# ARIMAX model interpretation of coefficient

I am using SAS to run an ARIMAX model on two time series where the response series= asthma hospitalizations and the explanatory/input series= influenza hospitalizations. I have gone through and assessed goodness of fit, checked residuals, checked ccf, etc... and I'm finally at my final model with all the estimates. I have log transformed both my x and y series and my final output of conditional least squares estimation comes out to the following:

I've been trying to understand if there is a way to interpret the estimate on my flu series (xlog) but so far based on the ARIMAX equation it seems as though interpretation of the coefficient would be difficult as it depends on the previous values of my response variable (asthma)? Is that correct or is there an easy interpretation that I'm missing out on?

Also, I'm trying to assess whether influenza predicting asthma or asthma predicting influenza is a stronger so I did the same workflow but changing the input and response series so input=asthma and response=influenza. In doing so I yielded the following estimations:

With a higher estimate for asthma (ylog) predicting influenza, would I be able to say there is a stronger correlation going the reverse direction? (Although I think this question will be answered from my first question once I understand how to appropriately interpret the coefficient)

thank you so much in advance!

There's this useful blog post by Hyndman, which talks in detail about different specifications of ARIMAX and similar time series. He's somewhat biased, in my opinion, but has a point.

I find it useful to think in terms of the long run averages. Consider a simple AR(1) model: $$y_t=c+\phi y_{t-1}+e_t$$

The long run average is well known: $$E[y_t]=\frac{c}{1-\phi}$$

Similarly, for ARX(1) model with one exogenous variable you get: $$y_t=c+\phi y_{t-1}+\beta x_t + e_t$$

$$E[y_t]=\frac{c+\beta E[x_t]}{1-\phi}$$

So, one way to look at this is to say that $\beta$ of your exogenous variable impacts the long run average.

You might want to look at When (and why) should you take the log of a distribution (of numbers)? as any unwarranted transformation can be deadly. Secondly if I were to assess which series was more predictable from the other I would use the mean square errorsfrom the two models that might include pulses/level shifts/local time trends.

I believe your model selection could be the issue. You should look into VAR because the relationship between your predictor series and response series is potentially bidirectional. "VAR can be used for most multiple time series analysis, and is preferred when causal relationships may be bi-directional.

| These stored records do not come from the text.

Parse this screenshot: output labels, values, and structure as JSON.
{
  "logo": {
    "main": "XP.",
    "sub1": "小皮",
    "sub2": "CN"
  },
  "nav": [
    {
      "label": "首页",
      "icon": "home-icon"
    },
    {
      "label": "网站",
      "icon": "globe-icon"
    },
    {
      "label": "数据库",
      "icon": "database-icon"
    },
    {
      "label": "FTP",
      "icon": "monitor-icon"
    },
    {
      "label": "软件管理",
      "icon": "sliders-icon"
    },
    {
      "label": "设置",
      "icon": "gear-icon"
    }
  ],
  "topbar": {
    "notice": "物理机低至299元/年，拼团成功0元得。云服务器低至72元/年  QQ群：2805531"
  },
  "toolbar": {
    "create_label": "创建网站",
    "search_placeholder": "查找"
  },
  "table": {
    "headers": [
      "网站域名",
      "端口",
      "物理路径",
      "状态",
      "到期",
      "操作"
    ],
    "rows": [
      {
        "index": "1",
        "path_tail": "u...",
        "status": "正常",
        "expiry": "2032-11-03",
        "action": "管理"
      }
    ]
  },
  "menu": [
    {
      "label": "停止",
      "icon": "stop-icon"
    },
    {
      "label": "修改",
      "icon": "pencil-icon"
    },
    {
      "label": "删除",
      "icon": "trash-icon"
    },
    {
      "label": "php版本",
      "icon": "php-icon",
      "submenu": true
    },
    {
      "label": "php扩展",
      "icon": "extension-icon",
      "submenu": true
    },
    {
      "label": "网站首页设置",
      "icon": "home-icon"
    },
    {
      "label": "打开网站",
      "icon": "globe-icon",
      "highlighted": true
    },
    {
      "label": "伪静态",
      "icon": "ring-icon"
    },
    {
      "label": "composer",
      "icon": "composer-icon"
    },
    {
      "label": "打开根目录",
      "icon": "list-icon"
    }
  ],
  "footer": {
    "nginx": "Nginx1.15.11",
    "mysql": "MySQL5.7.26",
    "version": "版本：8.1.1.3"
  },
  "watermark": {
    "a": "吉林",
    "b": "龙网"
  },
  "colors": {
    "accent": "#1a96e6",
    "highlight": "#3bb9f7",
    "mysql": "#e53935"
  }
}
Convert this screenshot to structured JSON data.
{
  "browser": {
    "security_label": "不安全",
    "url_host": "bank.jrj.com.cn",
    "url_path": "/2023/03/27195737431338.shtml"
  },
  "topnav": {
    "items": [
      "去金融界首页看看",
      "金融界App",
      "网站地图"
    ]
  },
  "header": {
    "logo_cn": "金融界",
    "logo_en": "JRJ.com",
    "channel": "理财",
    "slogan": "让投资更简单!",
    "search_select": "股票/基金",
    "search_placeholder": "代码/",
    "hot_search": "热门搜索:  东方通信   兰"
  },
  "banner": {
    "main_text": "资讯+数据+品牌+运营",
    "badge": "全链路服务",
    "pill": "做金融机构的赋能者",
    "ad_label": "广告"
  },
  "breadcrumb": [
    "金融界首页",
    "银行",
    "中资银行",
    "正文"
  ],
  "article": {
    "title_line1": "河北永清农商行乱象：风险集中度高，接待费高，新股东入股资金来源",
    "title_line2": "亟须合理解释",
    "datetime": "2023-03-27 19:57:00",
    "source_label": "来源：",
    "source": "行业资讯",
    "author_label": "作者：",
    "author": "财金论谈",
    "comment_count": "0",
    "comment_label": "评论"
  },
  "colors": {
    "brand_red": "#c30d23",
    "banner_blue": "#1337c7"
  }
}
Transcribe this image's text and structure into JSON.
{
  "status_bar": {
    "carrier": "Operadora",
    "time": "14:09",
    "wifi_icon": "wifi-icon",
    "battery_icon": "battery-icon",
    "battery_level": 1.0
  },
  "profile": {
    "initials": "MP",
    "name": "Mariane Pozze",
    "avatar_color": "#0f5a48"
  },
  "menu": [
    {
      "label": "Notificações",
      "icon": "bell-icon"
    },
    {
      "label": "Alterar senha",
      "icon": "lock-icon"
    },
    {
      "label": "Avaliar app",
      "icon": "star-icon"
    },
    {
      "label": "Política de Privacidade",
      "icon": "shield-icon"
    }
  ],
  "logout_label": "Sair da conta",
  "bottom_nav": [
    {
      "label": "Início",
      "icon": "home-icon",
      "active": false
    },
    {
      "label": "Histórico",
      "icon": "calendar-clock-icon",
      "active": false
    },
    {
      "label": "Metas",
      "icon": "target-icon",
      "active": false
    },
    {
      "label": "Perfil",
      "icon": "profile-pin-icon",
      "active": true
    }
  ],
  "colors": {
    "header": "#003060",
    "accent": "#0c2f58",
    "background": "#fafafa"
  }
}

It captures linear interdependencies among multiple time series simultaneously, with one equation computed per variable"

Understanding and using time series analyses in addiction research (Beard et al., 2019).